The consumer cameras are starting to get so good; you can get anything pretty much for $1,000 and up. In the program at Berkeley we use PD100s, PD150s, VX1000s -- the Sony stuff -- and also the Canon XL1, which has become a real workhorse, and the GL1, which is a little less expensive. Any of these consumer-prosumer cameras will make astonishing pictures. Then, you need a good external microphone. You may have to spend a thousand bucks for that. One of the weak points of the consumer cameras is the recording of the sound. The on-board mics are very limited, you need to be so close. And finally, you need something to edit on. We're going to go with Final Cut Pro because we're working in a professional world and we like to stick with manufacturers that are widely used.... So how much is that? Six grand for everything?
What do you think documentaries are going to be like 10 years from now?

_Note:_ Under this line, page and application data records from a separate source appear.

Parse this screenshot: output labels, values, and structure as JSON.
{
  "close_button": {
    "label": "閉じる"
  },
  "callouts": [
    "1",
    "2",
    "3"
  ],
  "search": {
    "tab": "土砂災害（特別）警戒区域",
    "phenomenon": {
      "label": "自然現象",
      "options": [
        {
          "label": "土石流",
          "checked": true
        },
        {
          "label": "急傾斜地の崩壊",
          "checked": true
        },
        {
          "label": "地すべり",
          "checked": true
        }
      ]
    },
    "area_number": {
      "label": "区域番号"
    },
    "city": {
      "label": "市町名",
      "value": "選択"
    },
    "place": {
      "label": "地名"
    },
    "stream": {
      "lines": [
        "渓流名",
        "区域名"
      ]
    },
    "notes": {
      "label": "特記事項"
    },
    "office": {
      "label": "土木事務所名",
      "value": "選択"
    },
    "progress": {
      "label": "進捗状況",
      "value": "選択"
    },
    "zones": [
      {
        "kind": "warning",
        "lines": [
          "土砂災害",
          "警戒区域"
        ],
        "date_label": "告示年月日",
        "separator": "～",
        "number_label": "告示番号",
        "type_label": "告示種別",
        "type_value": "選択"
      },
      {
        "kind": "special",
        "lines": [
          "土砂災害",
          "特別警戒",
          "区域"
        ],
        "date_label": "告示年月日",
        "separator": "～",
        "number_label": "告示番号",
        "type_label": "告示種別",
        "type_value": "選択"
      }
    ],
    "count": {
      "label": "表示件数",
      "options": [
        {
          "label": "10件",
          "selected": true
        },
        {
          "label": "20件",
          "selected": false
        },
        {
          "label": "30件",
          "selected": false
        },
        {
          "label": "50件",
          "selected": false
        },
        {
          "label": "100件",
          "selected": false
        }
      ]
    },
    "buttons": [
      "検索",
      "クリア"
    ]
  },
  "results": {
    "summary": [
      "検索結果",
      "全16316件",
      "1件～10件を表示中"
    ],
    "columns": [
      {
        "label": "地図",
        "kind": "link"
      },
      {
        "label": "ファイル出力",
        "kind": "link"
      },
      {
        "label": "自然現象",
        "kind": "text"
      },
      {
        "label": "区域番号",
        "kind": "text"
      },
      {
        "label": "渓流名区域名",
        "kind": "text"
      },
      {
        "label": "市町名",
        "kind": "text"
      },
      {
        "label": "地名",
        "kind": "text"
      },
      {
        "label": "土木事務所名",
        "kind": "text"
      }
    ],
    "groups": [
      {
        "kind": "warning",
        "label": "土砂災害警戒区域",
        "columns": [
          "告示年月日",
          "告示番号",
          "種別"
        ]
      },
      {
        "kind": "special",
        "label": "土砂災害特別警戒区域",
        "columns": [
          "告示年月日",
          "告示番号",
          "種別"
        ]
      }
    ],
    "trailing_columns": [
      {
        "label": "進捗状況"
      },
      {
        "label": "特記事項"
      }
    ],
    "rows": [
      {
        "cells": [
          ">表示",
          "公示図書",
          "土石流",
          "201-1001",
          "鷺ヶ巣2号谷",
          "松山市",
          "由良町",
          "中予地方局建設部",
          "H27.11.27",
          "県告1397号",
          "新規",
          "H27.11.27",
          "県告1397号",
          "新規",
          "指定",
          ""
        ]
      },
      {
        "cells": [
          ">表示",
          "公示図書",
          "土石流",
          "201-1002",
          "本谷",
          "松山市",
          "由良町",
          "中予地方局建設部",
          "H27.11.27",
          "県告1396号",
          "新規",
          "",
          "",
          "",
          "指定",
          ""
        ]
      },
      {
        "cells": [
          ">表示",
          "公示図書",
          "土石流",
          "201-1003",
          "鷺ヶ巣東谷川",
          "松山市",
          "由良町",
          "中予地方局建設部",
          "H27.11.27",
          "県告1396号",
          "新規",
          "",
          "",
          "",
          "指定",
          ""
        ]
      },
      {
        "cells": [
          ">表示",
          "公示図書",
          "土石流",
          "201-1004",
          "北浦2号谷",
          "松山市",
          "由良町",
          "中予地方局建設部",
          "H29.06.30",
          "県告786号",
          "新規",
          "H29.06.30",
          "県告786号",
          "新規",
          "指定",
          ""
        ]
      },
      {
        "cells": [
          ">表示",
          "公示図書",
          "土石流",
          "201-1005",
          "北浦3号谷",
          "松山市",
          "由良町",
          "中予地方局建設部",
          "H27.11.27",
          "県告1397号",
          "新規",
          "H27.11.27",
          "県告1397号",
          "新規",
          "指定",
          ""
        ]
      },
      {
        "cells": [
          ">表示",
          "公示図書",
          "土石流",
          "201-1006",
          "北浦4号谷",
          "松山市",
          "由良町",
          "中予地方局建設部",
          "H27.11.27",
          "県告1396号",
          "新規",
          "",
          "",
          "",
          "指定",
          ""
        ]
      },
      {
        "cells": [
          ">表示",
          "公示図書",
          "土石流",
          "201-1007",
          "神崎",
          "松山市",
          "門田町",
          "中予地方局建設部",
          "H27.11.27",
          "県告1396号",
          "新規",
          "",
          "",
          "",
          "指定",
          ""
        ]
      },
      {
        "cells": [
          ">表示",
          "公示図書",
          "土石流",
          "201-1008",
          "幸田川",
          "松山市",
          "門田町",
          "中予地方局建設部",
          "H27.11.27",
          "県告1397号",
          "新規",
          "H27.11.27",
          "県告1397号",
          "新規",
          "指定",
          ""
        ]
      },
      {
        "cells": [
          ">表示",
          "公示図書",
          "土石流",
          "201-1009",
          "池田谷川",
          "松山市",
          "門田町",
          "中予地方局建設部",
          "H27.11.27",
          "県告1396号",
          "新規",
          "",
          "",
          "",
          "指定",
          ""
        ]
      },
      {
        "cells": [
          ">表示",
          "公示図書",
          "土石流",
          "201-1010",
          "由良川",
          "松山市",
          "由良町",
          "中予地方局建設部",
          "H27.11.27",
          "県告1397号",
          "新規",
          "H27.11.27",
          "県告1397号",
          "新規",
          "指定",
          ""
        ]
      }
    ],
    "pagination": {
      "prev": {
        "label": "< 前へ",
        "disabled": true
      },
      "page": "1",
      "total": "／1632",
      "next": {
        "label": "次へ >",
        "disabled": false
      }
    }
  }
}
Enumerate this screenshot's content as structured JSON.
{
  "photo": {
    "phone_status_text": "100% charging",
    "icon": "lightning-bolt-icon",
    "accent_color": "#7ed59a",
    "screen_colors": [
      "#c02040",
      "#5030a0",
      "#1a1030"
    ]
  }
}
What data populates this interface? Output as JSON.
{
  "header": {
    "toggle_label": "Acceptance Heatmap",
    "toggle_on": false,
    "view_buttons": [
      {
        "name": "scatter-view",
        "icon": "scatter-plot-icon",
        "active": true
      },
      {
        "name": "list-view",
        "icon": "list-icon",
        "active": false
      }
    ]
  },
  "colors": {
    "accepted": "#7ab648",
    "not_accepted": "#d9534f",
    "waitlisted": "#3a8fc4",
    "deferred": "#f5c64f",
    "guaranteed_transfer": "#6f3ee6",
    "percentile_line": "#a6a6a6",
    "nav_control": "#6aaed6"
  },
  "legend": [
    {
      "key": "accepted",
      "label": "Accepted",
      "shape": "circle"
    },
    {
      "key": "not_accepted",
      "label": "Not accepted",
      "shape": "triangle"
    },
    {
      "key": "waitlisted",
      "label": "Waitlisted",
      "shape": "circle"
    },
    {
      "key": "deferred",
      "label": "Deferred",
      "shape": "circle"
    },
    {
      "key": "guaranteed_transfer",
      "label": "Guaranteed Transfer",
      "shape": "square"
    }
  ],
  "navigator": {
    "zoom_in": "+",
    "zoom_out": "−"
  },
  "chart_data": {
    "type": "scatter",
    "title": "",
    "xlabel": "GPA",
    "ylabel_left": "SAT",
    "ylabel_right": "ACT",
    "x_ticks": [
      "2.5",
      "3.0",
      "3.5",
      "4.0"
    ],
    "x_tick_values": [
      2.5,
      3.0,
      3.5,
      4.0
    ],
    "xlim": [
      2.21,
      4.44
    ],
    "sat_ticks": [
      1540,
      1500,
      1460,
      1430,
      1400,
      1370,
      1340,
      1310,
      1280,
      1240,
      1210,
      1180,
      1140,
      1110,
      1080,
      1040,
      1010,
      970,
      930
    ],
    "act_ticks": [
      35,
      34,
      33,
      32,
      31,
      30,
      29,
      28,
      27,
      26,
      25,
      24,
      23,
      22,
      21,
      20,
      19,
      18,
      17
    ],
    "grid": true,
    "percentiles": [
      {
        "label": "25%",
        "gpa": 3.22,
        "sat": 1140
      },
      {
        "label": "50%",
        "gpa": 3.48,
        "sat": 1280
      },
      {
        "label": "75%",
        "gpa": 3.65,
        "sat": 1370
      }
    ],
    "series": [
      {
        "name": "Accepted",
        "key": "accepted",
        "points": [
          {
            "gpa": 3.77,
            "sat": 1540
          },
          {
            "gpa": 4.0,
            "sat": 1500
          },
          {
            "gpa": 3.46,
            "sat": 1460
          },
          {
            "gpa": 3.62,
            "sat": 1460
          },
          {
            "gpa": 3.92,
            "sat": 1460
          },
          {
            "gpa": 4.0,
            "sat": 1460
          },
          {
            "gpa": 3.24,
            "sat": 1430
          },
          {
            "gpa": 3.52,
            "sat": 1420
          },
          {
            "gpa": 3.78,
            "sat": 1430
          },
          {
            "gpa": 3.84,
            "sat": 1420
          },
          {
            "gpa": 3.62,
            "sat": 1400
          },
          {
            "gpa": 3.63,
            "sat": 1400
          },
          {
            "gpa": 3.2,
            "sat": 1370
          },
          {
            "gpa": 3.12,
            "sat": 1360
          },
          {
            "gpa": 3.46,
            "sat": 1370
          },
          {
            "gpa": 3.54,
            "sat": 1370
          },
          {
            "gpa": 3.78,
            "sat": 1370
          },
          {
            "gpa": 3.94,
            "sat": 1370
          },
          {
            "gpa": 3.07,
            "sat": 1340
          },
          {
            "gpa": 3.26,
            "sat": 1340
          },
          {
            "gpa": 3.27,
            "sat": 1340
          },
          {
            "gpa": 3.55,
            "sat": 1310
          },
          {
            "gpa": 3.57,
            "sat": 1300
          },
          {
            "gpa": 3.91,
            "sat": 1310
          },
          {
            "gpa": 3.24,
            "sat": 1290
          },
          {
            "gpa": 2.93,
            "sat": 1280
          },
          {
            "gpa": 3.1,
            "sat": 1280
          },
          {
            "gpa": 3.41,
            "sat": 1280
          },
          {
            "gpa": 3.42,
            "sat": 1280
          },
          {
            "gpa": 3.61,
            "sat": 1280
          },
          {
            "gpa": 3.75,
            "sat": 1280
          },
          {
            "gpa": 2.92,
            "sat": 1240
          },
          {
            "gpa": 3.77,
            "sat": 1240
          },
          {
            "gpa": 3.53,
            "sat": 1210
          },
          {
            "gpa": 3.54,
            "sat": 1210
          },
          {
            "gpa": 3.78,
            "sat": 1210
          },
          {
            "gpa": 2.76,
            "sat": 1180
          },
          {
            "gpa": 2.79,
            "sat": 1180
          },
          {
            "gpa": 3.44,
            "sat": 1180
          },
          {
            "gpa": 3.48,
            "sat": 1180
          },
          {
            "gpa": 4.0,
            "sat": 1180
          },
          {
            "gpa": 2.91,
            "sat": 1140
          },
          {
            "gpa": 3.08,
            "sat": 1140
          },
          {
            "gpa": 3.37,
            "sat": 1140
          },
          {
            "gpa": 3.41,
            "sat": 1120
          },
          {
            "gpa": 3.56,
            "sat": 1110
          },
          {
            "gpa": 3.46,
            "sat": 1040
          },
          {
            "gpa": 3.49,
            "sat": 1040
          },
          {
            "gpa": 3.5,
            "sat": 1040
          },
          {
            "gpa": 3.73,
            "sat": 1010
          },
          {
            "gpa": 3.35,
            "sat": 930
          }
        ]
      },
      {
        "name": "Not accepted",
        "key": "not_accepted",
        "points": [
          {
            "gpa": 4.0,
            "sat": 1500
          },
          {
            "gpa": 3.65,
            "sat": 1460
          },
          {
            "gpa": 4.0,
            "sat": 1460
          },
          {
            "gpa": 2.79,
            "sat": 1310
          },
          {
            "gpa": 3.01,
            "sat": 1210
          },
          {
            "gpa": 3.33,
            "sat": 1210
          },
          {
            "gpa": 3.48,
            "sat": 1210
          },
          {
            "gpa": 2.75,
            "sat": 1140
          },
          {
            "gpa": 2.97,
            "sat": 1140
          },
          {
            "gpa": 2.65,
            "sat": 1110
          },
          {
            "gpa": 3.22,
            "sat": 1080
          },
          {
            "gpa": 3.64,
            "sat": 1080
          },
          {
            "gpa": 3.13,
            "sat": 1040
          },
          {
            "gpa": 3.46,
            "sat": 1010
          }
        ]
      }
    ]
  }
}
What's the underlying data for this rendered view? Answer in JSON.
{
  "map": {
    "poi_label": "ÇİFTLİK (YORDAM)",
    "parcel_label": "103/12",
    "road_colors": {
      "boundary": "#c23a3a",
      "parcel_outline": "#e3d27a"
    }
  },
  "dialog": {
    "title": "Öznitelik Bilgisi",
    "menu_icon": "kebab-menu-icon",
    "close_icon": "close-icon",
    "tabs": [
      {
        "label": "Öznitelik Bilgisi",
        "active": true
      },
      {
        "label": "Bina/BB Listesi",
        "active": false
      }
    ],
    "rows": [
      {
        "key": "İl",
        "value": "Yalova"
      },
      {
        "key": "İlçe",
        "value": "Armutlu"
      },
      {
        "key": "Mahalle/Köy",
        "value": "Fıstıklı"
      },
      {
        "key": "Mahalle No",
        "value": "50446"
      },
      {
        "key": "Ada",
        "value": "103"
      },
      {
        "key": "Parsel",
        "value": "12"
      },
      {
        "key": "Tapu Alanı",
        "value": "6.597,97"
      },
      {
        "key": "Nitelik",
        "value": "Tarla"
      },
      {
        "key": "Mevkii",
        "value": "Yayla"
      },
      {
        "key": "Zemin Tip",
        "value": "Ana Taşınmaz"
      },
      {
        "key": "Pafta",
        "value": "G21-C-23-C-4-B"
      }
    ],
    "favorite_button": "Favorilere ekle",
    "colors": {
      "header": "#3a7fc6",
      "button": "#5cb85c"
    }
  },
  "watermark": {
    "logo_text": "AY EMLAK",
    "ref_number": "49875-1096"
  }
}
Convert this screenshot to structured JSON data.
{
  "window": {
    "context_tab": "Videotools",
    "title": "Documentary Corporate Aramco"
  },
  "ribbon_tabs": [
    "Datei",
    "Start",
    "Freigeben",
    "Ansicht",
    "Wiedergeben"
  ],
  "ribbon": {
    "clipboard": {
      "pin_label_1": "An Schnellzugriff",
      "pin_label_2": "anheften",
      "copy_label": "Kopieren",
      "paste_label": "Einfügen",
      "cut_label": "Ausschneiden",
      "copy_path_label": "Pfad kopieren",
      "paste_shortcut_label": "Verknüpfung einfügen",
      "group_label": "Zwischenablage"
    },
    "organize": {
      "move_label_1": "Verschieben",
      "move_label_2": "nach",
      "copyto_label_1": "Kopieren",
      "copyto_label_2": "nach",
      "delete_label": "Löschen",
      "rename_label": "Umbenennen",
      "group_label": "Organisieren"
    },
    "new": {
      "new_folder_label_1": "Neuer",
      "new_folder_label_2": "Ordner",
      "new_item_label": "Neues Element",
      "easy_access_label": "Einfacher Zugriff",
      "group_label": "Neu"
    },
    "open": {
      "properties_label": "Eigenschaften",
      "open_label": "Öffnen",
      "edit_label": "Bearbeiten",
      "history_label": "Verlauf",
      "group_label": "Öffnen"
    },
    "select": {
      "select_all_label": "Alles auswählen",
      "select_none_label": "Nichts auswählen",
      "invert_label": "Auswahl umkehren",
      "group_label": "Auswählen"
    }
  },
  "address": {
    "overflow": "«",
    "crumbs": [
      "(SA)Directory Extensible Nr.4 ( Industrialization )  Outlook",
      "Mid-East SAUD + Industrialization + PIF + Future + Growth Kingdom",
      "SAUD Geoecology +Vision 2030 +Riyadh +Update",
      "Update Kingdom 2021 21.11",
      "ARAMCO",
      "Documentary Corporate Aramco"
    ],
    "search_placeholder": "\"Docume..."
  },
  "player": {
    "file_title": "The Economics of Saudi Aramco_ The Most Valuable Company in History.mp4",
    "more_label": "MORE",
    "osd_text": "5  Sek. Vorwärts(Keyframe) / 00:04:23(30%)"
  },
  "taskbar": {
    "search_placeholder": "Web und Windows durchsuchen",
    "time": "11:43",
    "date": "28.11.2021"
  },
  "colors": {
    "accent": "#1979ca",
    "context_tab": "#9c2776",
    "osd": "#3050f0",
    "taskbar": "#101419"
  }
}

There's no question many -- and I stress many and not all -- documentaries are becoming cheaper to make. However the distribution of the films is become much more complicated and fragmented. When I was growing up, you made a documentary for PBS, ABC, NBC, or CBS and that was it. End of conversation. Now, if you're a young filmmaker, there are the networks, plus a dozen cable possibilities, plus an infinite number of possibilities on the Internet. Plus, what is now a very vibrant home video, educational video market. That's just confusing to a lot of folks and more difficult to access. So more documentaries get broadcast, but fewer people see them. And we're in this business to have people see our films. Why bother making a film about the civil rights movement unless 21 million people are going to see it?